▶ **RECORDS FOR THE EXERCISE**:

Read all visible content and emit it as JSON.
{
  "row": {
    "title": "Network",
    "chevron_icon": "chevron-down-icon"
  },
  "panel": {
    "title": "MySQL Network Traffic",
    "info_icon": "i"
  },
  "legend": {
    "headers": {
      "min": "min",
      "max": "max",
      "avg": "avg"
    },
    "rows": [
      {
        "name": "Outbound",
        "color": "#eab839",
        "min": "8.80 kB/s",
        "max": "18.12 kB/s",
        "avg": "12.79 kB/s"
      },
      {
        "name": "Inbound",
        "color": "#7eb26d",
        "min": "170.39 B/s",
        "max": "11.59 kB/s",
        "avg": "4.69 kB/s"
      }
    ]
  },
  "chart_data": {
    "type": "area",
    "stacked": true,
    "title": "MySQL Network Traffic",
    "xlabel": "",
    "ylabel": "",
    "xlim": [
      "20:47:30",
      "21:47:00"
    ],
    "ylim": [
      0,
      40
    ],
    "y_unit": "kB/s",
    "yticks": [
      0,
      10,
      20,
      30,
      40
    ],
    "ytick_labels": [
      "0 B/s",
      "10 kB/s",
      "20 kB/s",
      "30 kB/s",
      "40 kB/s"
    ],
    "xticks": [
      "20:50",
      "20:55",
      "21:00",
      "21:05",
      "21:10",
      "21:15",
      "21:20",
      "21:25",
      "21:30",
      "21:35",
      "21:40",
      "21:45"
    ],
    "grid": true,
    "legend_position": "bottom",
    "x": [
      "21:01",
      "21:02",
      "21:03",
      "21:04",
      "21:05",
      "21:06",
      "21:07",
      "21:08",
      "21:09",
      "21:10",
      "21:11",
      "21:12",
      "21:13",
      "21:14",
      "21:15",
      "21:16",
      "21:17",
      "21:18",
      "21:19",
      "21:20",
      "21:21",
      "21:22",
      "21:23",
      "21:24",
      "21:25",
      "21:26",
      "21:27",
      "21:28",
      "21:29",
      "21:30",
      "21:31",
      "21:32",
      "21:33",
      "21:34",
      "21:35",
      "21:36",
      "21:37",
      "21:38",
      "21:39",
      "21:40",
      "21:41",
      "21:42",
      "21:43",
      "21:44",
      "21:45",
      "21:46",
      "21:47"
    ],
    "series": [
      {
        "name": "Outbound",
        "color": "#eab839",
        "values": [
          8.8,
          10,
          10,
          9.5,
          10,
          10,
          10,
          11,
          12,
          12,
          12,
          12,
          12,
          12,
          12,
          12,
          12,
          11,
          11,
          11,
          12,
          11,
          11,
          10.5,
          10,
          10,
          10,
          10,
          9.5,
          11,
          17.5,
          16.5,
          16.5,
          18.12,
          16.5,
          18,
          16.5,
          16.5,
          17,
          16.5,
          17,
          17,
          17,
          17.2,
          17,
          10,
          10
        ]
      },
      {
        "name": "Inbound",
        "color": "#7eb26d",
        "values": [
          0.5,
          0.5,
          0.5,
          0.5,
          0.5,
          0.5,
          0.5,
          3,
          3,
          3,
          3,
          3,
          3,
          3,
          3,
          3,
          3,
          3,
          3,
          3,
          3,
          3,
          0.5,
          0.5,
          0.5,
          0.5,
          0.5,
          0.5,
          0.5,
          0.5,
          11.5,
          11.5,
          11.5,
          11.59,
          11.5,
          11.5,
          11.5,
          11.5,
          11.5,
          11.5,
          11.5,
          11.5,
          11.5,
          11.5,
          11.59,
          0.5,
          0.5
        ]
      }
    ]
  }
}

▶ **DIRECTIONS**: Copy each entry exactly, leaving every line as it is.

▶ **SOLVED EXERCISE**:
Read all visible content and emit it as JSON.
{
  "row": {
    "title": "Network",
    "chevron_icon": "chevron-down-icon"
  },
  "panel": {
    "title": "MySQL Network Traffic",
    "info_icon": "i"
  },
  "legend": {
    "headers": {
      "min": "min",
      "max": "max",
      "avg": "avg"
    },
    "rows": [
      {
        "name": "Outbound",
        "color": "#eab839",
        "min": "8.80 kB/s",
        "max": "18.12 kB/s",
        "avg": "12.79 kB/s"
      },
      {
        "name": "Inbound",
        "color": "#7eb26d",
        "min": "170.39 B/s",
        "max": "11.59 kB/s",
        "avg": "4.69 kB/s"
      }
    ]
  },
  "chart_data": {
    "type": "area",
    "stacked": true,
    "title": "MySQL Network Traffic",
    "xlabel": "",
    "ylabel": "",
    "xlim": [
      "20:47:30",
      "21:47:00"
    ],
    "ylim": [
      0,
      40
    ],
    "y_unit": "kB/s",
    "yticks": [
      0,
      10,
      20,
      30,
      40
    ],
    "ytick_labels": [
      "0 B/s",
      "10 kB/s",
      "20 kB/s",
      "30 kB/s",
      "40 kB/s"
    ],
    "xticks": [
      "20:50",
      "20:55",
      "21:00",
      "21:05",
      "21:10",
      "21:15",
      "21:20",
      "21:25",
      "21:30",
      "21:35",
      "21:40",
      "21:45"
    ],
    "grid": true,
    "legend_position": "bottom",
    "x": [
      "21:01",
      "21:02",
      "21:03",
      "21:04",
      "21:05",
      "21:06",
      "21:07",
      "21:08",
      "21:09",
      "21:10",
      "21:11",
      "21:12",
      "21:13",
      "21:14",
      "21:15",
      "21:16",
      "21:17",
      "21:18",
      "21:19",
      "21:20",
      "21:21",
      "21:22",
      "21:23",
      "21:24",
      "21:25",
      "21:26",
      "21:27",
      "21:28",
      "21:29",
      "21:30",
      "21:31",
      "21:32",
      "21:33",
      "21:34",
      "21:35",
      "21:36",
      "21:37",
      "21:38",
      "21:39",
      "21:40",
      "21:41",
      "21:42",
      "21:43",
      "21:44",
      "21:45",
      "21:46",
      "21:47"
    ],
    "series": [
      {
        "name": "Outbound",
        "color": "#eab839",
        "values": [
          8.8,
          10,
          10,
          9.5,
          10,
          10,
          10,
          11,
          12,
          12,
          12,
          12,
          12,
          12,
          12,
          12,
          12,
          11,
          11,
          11,
          12,
          11,
          11,
          10.5,
          10,
          10,
          10,
          10,
          9.5,
          11,
          17.5,
          16.5,
          16.5,
          18.12,
          16.5,
          18,
          16.5,
          16.5,
          17,
          16.5,
          17,
          17,
          17,
          17.2,
          17,
          10,
          10
        ]
      },
      {
        "name": "Inbound",
        "color": "#7eb26d",
        "values": [
          0.5,
          0.5,
          0.5,
          0.5,
          0.5,
          0.5,
          0.5,
          3,
          3,
          3,
          3,
          3,
          3,
          3,
          3,
          3,
          3,
          3,
          3,
          3,
          3,
          3,
          0.5,
          0.5,
          0.5,
          0.5,
          0.5,
          0.5,
          0.5,
          0.5,
          11.5,
          11.5,
          11.5,
          11.59,
          11.5,
          11.5,
          11.5,
          11.5,
          11.5,
          11.5,
          11.5,
          11.5,
          11.5,
          11.5,
          11.59,
          0.5,
          0.5
        ]
      }
    ]
  }
}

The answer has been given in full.